There is this really lame scene from 2007’s Spider-man 3 where Peter Parker gets upset with Eddie Brock, pushes him against a wall, and decides to expose him as a fake photographer. Which is then topped off by the one-liner – You want forgiveness, get religion.
Fans of the Spider-man comic books can appreciate both the cheesiness of this line, and the attempt at foreshadowing the pending birth of Venom in the film.
This might be relevant to today’s Melodic Monday entry in more ways than one.
Bloc Party – Hymns
released January 29, 2016
Bloc Party are an English indie rock band, which also use elements of electronica and house in their music. Though they have seen some lineup changes over the past few years, the current band is composed of Kele Okereke (lead vocals, rhythm guitar, keyboards, sampler), Russell Lissack (lead guitar, keyboards), Justin Harris (bass guitar, keyboards, saxophones, backing vocals) and Louise Bartle (drums).
This is their fifth studio album, which comes after a 4 year hiatus. After 2012’s Four was released, Matt Tong left the band in 2013 and Gordon Moakes left the band in 2015. This is where Justin Harri and Louise Bartle came in.
Hymns is an interesting effort. \s I already mentioned, it is the first album Bloc Party has made in four years, but it is also the first album the new lineup has recorded together. And somehow it manages to both work as a wall of sound album, with religious undertones, and simultaneously alienate fans of their older work. In other words, it’s not really like the smash first album Silent Alarm and their dancier third album, Intimacy.
But what’s the problem?

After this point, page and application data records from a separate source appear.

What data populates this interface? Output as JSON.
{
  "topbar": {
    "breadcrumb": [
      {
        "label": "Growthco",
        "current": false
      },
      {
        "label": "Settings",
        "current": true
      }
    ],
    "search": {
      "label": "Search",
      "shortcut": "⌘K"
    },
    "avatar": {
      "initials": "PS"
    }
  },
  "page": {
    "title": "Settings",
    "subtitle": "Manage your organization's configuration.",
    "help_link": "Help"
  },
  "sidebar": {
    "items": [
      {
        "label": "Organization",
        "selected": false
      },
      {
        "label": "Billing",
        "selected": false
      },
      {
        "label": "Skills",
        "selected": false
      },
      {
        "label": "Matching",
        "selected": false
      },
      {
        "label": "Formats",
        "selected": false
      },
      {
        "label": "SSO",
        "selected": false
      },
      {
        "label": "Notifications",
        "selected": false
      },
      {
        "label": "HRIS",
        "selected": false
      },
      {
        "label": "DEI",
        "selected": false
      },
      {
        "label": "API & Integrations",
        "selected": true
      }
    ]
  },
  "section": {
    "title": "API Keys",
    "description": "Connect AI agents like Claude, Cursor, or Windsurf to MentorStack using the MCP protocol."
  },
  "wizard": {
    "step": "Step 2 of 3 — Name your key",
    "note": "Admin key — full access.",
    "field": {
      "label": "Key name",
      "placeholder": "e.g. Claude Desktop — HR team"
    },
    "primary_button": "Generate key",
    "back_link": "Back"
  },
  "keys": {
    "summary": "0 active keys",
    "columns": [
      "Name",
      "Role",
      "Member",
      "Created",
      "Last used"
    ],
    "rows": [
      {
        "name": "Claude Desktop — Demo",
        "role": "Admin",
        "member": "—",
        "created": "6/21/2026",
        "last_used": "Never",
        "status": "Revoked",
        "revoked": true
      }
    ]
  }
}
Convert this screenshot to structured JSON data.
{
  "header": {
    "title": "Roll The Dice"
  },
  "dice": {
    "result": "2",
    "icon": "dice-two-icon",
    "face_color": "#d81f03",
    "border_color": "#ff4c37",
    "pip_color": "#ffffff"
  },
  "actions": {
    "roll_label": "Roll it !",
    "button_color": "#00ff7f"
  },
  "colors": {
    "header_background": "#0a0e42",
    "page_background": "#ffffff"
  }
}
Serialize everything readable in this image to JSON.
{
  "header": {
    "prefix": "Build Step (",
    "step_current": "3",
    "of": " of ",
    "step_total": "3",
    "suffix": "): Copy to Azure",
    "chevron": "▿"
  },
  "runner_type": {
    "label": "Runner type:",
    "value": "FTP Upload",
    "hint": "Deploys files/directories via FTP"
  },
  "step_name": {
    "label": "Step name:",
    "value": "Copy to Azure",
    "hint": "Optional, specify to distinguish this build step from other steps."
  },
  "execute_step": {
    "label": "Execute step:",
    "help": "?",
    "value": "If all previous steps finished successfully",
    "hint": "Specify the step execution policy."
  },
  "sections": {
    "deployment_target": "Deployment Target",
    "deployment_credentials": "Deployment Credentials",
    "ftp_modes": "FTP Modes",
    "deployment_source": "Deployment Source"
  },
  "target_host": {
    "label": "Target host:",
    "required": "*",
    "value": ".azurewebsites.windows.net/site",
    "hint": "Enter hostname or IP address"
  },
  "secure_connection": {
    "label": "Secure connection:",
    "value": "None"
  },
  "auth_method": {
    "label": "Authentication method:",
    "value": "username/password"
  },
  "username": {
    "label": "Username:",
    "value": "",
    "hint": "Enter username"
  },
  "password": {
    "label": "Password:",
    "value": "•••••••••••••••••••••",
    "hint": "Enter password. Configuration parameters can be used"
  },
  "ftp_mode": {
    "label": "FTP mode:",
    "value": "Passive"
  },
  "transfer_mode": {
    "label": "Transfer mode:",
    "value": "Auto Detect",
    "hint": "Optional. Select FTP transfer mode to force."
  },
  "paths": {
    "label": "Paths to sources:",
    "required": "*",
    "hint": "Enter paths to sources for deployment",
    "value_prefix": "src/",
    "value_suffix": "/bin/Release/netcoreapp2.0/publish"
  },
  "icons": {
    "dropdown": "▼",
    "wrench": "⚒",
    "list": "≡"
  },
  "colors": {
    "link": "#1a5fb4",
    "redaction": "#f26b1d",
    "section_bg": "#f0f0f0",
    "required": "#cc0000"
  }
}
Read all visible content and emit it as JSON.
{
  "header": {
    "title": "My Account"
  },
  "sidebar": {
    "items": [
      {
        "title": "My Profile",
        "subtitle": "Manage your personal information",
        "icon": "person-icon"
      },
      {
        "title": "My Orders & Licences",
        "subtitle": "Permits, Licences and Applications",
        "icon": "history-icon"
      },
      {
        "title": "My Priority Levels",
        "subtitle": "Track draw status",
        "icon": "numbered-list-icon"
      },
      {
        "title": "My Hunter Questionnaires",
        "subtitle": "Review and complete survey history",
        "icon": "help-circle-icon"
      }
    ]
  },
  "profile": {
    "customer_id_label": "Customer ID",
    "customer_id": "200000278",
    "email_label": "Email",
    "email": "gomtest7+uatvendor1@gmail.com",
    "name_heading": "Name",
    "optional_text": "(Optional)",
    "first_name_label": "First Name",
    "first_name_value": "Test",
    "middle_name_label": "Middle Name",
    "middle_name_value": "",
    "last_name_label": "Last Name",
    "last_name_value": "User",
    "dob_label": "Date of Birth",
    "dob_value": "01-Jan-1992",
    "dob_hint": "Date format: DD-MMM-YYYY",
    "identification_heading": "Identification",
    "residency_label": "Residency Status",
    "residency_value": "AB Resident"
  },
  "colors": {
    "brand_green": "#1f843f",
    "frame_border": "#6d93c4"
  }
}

Why it doesn’t work is because it never quite reaches the levels of spiritual praise that it claims to be striving for. It’s an album half baked. But when it does work it’s because they stop pretending to be making dance music with religious redemption and just talk about the issues they care about. This is where Okereke’s vocals have always been strongest and where the heart of Bloc Party lies.
Instead with Hymns we get to see Okereke in control of the show, existing in a space between soul and gospel, but he does still love his electronica. Stand out tracks include Into The Earth, So Real, and Living Lux, but overall the rest of the songs are just okay. It’s so strange because this was one of the 21st centuries golden children, they were pioneering in 2005 what has now become the norm in modern rock. But their exploration of music and lryics as a slow and forced movement into a more mature sound just doesn’t quite work yet. This truly is Bloc Party 2.0, but I’m not entirely convinced that the upgrade has been worth it.
It may be because half of the original band has left, and the party has left with them, but Different Drugs best demonstrates the future of the band, and incidentally may be a code for the reason why the band started to break up in the first place. If reinvention is supposed to be cool, I think it just got cold in this house.
Now I don’t necessarily think that Bloc Party “got religion” in the wake of the band experiencing inner turmoil, but it is interesting that self-reflection usually breeds this kind of behavior. And I’m willing to bet we haven’t seen the last of Bloc Party, that an awesome team-up style fight is in the not-too-distant future, but I’ve been burnt before.
So should you buy this album? Well I don’t think it’s amazing, but still, it’s a decent listen. Fortunately enough, I just might have a redemption movie in store for tomorrow. What do you think? Is Hymns marred with too much self-worship? Are my theories on the mark?